→ ABOUT THIS EXERCISE: Among the records below, find each line that includes the string "timestamp" and copy it.

___ SUPPLIED RECORDS ___

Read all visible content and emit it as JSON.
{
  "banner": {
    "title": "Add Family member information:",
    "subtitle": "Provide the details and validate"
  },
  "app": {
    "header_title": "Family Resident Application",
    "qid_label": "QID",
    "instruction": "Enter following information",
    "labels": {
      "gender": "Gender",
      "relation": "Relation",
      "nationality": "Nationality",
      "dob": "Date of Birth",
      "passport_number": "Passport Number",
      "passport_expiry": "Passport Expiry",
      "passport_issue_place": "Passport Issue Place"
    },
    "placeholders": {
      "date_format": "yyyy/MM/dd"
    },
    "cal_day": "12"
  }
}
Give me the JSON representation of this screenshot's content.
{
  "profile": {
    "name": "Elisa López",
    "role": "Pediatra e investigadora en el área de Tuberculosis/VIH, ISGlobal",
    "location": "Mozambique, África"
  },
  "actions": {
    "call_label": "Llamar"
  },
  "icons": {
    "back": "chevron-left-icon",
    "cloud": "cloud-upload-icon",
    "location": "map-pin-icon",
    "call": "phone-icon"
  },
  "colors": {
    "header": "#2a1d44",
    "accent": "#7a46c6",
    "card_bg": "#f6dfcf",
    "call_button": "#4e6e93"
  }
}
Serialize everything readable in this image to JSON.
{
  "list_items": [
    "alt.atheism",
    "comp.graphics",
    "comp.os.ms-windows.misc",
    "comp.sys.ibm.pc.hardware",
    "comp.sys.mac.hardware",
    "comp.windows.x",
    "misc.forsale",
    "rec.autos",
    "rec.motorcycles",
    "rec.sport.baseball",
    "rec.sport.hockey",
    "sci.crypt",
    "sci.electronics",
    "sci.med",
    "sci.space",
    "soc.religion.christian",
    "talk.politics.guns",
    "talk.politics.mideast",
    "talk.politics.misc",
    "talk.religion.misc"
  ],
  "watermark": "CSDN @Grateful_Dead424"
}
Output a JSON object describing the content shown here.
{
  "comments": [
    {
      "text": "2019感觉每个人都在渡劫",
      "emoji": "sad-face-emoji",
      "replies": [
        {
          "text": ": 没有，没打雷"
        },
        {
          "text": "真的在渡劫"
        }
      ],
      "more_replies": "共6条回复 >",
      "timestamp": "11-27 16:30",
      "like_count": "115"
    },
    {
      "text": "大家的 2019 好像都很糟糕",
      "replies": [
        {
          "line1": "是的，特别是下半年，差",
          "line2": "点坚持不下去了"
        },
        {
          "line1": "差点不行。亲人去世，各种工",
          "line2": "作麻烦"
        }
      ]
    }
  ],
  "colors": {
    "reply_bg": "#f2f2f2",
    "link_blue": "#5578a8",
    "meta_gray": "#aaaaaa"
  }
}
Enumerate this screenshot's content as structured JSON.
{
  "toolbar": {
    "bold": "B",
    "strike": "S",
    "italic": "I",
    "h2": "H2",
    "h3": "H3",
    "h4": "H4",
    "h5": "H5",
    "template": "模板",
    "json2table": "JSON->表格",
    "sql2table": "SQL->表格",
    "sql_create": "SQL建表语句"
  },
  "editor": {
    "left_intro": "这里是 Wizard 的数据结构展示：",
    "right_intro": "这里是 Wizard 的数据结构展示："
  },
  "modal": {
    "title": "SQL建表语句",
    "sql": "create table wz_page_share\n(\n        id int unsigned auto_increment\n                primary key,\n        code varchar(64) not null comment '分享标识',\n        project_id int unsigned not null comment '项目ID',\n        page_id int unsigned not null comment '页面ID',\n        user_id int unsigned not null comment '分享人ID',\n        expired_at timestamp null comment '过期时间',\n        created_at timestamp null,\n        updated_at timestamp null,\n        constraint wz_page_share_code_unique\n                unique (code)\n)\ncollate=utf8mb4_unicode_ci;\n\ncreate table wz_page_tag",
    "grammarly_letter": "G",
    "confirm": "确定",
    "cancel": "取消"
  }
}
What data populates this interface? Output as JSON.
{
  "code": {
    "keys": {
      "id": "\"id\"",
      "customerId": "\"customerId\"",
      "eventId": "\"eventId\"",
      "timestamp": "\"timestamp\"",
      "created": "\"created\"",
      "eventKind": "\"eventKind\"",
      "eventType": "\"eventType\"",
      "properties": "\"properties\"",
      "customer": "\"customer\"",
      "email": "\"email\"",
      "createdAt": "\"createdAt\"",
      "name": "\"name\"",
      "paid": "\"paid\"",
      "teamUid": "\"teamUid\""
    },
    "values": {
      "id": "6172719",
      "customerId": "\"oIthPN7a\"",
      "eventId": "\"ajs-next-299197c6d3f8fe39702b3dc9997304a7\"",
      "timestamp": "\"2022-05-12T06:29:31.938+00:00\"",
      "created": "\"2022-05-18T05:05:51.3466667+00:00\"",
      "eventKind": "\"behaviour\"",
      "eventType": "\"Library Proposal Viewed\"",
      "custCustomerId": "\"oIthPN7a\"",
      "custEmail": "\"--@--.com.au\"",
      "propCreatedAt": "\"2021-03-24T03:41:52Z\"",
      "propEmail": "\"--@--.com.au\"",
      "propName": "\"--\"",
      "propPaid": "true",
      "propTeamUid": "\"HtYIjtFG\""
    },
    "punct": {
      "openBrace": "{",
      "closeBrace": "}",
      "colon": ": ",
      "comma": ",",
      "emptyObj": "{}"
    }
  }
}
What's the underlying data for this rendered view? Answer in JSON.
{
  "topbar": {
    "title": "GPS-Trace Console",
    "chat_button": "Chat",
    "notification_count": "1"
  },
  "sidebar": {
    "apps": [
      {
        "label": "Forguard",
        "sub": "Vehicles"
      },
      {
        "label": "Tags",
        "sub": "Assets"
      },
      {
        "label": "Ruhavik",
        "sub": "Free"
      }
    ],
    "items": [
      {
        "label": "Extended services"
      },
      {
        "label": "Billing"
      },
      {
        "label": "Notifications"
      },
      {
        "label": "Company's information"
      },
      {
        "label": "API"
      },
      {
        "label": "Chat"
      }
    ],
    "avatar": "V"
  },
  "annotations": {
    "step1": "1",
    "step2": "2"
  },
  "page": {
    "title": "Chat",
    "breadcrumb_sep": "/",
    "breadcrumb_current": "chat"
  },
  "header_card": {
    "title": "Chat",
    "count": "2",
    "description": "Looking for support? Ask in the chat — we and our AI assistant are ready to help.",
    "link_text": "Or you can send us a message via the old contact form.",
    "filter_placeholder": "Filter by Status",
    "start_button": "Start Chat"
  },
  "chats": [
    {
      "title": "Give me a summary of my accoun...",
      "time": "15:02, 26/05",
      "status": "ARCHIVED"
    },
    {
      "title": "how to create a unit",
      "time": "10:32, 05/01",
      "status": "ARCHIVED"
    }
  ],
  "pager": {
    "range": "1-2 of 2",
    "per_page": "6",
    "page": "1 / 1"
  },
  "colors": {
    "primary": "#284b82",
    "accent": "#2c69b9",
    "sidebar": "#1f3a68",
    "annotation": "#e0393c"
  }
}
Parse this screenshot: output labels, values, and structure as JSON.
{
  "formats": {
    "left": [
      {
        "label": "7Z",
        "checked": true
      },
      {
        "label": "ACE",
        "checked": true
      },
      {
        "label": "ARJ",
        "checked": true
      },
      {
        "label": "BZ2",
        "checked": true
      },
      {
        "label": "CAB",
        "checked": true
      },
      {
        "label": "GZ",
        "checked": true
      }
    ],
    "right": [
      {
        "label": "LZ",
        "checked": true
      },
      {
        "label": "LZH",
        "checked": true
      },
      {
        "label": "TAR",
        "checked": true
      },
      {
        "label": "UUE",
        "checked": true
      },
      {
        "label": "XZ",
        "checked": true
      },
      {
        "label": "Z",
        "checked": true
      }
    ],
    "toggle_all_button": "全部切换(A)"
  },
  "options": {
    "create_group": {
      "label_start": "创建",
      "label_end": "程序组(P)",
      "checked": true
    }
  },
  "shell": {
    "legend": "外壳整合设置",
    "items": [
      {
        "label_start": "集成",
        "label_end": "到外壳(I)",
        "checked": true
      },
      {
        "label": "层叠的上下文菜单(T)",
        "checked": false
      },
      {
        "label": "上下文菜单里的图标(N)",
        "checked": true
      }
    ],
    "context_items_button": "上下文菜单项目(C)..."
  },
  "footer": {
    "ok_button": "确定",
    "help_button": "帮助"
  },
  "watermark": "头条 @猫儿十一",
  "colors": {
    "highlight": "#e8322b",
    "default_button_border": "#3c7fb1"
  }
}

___

→ SOLUTION TO THIS EXERCISE:
      "timestamp": "11-27 16:30",
    "sql": "create table wz_page_share\n(\n        id int unsigned auto_increment\n                primary key,\n        code varchar(64) not null comment '分享标识',\n        project_id int unsigned not null comment '项目ID',\n        page_id int unsigned not null comment '页面ID',\n        user_id int unsigned not null comment '分享人ID',\n        expired_at timestamp null comment '过期时间',\n        created_at timestamp null,\n        updated_at timestamp null,\n        constraint wz_page_share_code_unique\n                unique (code)\n)\ncollate=utf8mb4_unicode_ci;\n\ncreate table wz_page_tag",
      "timestamp": "\"timestamp\"",
      "timestamp": "\"2022-05-12T06:29:31.938+00:00\"",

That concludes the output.